Slate boards were small portable blackboards on which students wrote daily lessons. They were widely used in the United States when paper was scarce and expensive. Many children in rural schools still used slates for writing their assignments after 1900. Slate boards were named after the rock that was used to make them.
Slate is a rock that can be separated into flat sheets. These flat sheets were typically cut down to pieces roughly 8x11. The town of Slatington in Lehigh County had many slate quarries that produced slate boards and other slate products. Lehigh County became the world's largest producer of slate in the late 1800s. Slate boards were ideal for work that didn't need to be saved like math homework or penmanship. They were easily cleaned and, unlike paper, nothing was thrown away or wasted. There were special slate pencils made for writing on slates.
The McGuffey Reader
Two of the best known school books in the history of American education were the 18th century New England Primer and the 19th century McGuffey Readers. Of the two, McGuffey's was more popular and widely used. It is estimated that at least 120 million copies of McGuffey's Readers were sold between 1836 and 1960, placing its sales in a category with the Bible and Webster's Dictionary. Since 1961 they have continued to sell at a rate of some 30,000 copies a year. McGuffey's Readers are still in use today in some school systems and by parents of homeschoolers.
Even though there were originally 4 readers, most schools of the 19th century used only the first two. The first reader taught reading and using the phonics method, the identification of letters and their arrangement into words and aided with slate work. The second reader came into play once the student could read and helped them to understand the meaning of sentences while providing vivid stories which children could remember. The third reader taught the definitions of words and was written at a level equivalent to the modern 5th or 6th grade. The 4th reader was written for the highest levels of ability on the grammar school level, which students completed with this book.
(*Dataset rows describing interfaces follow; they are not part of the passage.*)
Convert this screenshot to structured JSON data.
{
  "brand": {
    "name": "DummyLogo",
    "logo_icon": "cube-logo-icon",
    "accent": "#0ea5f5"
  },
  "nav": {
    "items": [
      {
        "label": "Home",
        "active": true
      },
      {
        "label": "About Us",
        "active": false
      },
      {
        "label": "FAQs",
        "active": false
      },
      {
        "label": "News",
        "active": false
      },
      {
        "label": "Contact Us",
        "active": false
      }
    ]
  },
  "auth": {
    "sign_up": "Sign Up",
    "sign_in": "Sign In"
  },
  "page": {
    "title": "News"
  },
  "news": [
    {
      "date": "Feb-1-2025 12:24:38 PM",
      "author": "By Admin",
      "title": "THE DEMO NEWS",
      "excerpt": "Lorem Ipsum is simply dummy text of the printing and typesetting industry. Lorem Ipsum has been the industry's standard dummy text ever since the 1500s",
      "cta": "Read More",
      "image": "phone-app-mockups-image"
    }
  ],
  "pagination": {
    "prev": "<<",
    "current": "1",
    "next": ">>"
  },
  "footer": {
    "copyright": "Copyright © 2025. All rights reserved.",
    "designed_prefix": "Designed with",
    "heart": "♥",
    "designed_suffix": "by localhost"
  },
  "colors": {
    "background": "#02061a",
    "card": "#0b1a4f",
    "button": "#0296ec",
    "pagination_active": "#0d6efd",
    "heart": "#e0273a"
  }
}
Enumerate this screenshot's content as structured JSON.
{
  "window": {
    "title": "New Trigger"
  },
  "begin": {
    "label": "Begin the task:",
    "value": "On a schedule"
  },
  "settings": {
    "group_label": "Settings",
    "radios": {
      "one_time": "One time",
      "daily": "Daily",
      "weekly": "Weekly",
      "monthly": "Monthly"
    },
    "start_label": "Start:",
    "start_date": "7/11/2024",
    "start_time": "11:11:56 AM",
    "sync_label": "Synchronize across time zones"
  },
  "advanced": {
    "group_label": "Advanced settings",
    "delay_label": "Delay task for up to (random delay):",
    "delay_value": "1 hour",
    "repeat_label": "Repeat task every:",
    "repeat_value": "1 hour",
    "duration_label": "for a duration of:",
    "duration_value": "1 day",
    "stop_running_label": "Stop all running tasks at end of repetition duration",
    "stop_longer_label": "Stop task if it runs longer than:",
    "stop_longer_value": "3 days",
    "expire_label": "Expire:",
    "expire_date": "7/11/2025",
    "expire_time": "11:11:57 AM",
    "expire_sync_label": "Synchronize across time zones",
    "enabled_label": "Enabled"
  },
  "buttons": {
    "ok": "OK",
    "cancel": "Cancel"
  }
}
McGuffey's Readers were among the first textbooks in America that were designed to become progressively more challenging with each volume. They used word repetition in the text as a learning tool, which built strong reading skills through challenging reading. Sounding out, enunciation and accents were emphasized. The Readers emphasized spelling, vocabulary, and formal public speaking which in 19th century America was a more common requirement than today.